**WHAT YOU NEED TO DO:**
Provide a character-exact reproduction of the lines from the line with "Convert this screenshot" to the end of the entries.

------ DATA EXTRACT

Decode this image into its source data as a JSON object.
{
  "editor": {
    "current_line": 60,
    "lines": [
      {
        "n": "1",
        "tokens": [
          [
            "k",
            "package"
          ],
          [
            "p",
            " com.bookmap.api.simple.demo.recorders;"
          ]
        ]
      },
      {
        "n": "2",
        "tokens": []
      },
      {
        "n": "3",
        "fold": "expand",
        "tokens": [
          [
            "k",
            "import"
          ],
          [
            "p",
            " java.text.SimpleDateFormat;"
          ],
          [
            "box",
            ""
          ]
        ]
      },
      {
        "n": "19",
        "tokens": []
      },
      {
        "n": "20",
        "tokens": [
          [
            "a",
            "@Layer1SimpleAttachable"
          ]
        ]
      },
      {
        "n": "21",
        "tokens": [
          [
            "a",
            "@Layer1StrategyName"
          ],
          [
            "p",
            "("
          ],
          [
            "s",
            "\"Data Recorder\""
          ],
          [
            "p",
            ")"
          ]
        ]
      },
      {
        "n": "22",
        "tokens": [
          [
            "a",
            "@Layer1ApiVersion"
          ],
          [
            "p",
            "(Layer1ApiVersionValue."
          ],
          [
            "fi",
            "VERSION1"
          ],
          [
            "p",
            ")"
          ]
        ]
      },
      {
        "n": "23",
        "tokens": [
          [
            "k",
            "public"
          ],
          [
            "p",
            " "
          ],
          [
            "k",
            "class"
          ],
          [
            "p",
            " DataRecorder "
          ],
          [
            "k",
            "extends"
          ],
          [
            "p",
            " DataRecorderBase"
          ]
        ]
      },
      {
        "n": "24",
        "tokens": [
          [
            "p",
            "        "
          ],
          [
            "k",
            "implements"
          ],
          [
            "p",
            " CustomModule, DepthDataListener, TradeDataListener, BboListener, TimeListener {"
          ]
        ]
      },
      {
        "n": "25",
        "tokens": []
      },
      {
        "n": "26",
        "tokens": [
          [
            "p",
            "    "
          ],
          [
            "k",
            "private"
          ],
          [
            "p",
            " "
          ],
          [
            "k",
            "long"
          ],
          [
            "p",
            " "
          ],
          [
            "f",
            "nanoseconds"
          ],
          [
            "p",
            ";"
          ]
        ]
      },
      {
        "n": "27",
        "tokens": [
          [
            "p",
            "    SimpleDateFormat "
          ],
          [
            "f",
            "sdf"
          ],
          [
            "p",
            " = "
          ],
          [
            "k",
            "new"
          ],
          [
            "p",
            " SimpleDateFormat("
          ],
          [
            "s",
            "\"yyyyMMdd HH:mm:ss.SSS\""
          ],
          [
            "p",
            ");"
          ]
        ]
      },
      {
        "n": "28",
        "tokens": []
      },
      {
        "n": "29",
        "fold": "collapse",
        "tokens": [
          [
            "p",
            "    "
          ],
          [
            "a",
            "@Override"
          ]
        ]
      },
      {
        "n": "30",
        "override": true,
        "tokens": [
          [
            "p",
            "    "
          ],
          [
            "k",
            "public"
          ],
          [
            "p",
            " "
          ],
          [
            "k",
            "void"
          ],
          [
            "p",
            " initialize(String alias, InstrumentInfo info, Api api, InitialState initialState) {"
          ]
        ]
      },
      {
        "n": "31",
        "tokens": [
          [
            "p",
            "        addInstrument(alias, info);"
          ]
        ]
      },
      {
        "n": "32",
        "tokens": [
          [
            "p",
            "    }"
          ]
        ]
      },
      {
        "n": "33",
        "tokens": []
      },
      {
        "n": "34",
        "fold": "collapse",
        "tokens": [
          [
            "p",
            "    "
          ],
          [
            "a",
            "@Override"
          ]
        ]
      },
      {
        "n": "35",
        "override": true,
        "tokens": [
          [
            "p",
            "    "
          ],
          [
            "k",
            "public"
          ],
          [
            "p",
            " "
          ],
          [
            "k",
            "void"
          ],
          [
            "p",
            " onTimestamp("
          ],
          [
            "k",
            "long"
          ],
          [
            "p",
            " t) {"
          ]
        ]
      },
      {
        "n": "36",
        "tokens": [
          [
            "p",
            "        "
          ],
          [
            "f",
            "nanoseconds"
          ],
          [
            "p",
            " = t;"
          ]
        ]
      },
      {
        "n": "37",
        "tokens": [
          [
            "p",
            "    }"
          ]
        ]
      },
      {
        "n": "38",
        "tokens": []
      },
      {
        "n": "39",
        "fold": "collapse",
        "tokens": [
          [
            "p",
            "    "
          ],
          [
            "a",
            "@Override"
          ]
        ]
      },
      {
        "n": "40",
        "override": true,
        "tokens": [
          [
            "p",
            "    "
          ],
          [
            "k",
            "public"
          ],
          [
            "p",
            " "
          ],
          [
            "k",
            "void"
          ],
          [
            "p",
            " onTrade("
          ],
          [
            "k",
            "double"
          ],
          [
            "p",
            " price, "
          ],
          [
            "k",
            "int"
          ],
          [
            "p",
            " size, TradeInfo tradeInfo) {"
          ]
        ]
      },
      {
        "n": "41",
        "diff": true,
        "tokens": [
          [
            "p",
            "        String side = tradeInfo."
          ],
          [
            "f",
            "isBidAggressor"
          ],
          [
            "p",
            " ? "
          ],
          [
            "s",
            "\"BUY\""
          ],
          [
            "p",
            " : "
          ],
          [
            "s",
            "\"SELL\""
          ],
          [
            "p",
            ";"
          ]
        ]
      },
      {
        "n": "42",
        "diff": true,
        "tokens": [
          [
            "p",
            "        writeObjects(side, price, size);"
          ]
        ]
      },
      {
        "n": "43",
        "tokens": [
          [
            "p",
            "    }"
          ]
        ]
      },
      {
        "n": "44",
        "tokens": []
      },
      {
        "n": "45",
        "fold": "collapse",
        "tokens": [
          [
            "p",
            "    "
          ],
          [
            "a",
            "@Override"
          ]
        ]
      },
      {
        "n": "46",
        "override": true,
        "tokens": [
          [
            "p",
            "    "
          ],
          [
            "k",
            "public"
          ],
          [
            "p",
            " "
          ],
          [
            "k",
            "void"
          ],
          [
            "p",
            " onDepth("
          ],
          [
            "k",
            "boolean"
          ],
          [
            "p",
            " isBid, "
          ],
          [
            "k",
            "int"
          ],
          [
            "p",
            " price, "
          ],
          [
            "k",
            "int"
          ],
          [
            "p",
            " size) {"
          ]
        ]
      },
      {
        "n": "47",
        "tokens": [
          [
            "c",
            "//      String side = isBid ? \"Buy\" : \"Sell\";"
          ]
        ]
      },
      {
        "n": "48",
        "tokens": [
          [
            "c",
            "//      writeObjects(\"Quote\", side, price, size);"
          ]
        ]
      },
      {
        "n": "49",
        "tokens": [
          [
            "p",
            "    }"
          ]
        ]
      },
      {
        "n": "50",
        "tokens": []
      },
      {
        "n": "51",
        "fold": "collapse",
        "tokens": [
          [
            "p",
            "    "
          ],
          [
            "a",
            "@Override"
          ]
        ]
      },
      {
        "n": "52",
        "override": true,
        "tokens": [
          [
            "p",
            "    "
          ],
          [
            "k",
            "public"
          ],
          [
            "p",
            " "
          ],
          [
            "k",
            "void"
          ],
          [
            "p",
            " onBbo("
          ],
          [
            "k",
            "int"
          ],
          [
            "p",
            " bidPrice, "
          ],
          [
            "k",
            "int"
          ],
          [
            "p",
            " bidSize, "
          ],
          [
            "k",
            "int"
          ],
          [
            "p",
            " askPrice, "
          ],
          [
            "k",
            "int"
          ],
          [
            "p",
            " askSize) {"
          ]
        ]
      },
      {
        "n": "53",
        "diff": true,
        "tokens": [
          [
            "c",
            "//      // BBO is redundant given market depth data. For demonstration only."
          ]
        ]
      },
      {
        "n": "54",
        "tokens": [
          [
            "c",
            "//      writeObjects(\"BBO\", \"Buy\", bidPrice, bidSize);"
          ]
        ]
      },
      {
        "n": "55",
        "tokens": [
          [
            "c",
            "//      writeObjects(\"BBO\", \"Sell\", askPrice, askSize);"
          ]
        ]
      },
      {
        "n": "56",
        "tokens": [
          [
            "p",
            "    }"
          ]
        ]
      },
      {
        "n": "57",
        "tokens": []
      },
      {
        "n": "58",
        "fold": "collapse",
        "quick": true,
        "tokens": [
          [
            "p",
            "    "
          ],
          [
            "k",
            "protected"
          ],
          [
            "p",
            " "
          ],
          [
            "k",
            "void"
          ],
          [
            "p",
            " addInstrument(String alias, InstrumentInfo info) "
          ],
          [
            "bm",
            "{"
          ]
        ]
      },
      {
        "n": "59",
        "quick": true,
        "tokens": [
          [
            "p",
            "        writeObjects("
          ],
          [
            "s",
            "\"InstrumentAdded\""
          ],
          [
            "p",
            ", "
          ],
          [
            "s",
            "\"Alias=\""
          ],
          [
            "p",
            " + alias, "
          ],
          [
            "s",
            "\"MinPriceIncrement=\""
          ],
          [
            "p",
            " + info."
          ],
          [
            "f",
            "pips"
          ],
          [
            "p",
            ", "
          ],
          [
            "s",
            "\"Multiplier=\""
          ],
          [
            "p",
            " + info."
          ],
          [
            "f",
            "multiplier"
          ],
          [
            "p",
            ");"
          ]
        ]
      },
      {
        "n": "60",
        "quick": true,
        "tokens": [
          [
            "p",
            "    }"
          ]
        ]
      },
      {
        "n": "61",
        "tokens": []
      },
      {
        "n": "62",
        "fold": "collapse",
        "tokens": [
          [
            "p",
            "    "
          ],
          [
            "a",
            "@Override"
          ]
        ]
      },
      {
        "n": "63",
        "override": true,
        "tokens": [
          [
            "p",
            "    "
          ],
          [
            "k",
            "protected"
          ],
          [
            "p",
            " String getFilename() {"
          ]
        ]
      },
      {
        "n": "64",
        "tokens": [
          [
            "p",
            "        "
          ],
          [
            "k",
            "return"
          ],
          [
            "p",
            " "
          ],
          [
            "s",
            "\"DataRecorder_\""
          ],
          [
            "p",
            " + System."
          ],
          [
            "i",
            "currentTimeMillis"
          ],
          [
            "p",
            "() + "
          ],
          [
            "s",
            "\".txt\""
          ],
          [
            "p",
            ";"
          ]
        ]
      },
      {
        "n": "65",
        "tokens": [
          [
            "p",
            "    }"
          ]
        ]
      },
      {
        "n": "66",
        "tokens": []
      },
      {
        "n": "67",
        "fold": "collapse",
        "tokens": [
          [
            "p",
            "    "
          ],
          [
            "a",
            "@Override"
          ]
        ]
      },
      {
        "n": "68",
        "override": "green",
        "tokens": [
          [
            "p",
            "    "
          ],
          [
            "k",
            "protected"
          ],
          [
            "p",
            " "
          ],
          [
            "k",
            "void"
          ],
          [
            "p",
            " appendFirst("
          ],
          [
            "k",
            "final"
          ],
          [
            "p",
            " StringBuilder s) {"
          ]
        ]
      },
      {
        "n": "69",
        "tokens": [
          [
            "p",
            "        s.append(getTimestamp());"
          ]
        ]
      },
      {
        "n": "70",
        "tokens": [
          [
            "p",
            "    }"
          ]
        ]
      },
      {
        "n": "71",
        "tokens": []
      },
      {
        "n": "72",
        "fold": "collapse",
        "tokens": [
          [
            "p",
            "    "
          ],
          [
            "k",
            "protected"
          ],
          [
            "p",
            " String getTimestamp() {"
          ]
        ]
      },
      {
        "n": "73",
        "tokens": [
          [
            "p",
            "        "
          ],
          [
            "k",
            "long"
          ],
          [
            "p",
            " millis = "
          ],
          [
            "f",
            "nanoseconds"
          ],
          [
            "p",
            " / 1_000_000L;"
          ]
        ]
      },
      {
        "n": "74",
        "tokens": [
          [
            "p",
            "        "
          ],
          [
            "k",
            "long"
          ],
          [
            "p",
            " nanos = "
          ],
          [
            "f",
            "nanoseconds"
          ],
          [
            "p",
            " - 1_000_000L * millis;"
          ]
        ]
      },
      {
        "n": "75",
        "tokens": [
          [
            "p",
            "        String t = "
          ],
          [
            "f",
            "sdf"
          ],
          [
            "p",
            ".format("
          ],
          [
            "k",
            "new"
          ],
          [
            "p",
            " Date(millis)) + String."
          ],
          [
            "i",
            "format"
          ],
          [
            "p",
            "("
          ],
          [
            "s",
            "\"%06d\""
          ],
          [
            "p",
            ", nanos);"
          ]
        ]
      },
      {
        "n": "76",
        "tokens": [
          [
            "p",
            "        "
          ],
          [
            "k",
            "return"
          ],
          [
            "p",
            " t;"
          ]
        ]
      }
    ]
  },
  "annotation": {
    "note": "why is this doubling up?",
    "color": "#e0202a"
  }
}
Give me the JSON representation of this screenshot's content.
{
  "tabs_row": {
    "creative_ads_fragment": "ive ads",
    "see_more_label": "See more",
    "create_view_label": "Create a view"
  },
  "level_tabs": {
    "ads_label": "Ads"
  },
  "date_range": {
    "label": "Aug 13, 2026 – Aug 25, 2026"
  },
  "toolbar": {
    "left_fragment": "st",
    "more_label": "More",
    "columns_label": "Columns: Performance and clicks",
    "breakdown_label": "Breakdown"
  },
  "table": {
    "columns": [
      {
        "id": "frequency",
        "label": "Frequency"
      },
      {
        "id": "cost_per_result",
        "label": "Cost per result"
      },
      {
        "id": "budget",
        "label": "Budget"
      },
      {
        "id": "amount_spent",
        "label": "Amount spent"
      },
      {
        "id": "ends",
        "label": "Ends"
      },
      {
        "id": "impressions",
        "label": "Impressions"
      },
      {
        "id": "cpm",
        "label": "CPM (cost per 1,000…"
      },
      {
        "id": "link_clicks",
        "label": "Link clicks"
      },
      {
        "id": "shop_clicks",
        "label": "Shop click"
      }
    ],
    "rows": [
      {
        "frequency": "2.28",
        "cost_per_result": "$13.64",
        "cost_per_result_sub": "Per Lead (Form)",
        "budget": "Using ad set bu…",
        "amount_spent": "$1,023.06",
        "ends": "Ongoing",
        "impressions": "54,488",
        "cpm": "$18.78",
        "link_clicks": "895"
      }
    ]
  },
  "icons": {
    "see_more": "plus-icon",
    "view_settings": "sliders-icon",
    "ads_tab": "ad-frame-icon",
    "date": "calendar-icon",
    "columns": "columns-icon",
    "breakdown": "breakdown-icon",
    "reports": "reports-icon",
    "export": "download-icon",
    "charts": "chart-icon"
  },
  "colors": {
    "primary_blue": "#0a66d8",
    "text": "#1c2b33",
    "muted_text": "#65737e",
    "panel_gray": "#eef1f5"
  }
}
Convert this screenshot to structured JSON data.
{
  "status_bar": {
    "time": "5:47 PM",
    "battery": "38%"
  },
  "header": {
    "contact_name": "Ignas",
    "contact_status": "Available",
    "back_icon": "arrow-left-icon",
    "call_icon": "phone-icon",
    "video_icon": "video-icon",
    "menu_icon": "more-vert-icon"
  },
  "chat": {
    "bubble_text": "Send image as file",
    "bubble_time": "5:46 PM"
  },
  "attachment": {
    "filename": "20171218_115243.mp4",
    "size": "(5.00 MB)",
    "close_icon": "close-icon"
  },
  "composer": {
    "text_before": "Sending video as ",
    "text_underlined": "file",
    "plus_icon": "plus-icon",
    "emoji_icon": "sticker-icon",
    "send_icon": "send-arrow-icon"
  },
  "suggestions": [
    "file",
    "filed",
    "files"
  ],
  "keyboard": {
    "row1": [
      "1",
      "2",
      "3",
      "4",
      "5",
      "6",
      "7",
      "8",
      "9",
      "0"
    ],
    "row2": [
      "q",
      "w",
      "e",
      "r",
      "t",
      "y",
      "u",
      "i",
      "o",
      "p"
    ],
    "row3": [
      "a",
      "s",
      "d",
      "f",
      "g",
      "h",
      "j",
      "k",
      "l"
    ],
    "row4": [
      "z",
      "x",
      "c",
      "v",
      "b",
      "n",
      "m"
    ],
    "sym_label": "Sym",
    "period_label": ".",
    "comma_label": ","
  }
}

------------

**RESPONSE TO THE TASK:**
Convert this screenshot to structured JSON data.
{
  "status_bar": {
    "time": "5:47 PM",
    "battery": "38%"
  },
  "header": {
    "contact_name": "Ignas",
    "contact_status": "Available",
    "back_icon": "arrow-left-icon",
    "call_icon": "phone-icon",
    "video_icon": "video-icon",
    "menu_icon": "more-vert-icon"
  },
  "chat": {
    "bubble_text": "Send image as file",
    "bubble_time": "5:46 PM"
  },
  "attachment": {
    "filename": "20171218_115243.mp4",
    "size": "(5.00 MB)",
    "close_icon": "close-icon"
  },
  "composer": {
    "text_before": "Sending video as ",
    "text_underlined": "file",
    "plus_icon": "plus-icon",
    "emoji_icon": "sticker-icon",
    "send_icon": "send-arrow-icon"
  },
  "suggestions": [
    "file",
    "filed",
    "files"
  ],
  "keyboard": {
    "row1": [
      "1",
      "2",
      "3",
      "4",
      "5",
      "6",
      "7",
      "8",
      "9",
      "0"
    ],
    "row2": [
      "q",
      "w",
      "e",
      "r",
      "t",
      "y",
      "u",
      "i",
      "o",
      "p"
    ],
    "row3": [
      "a",
      "s",
      "d",
      "f",
      "g",
      "h",
      "j",
      "k",
      "l"
    ],
    "row4": [
      "z",
      "x",
      "c",
      "v",
      "b",
      "n",
      "m"
    ],
    "sym_label": "Sym",
    "period_label": ".",
    "comma_label": ","
  }
}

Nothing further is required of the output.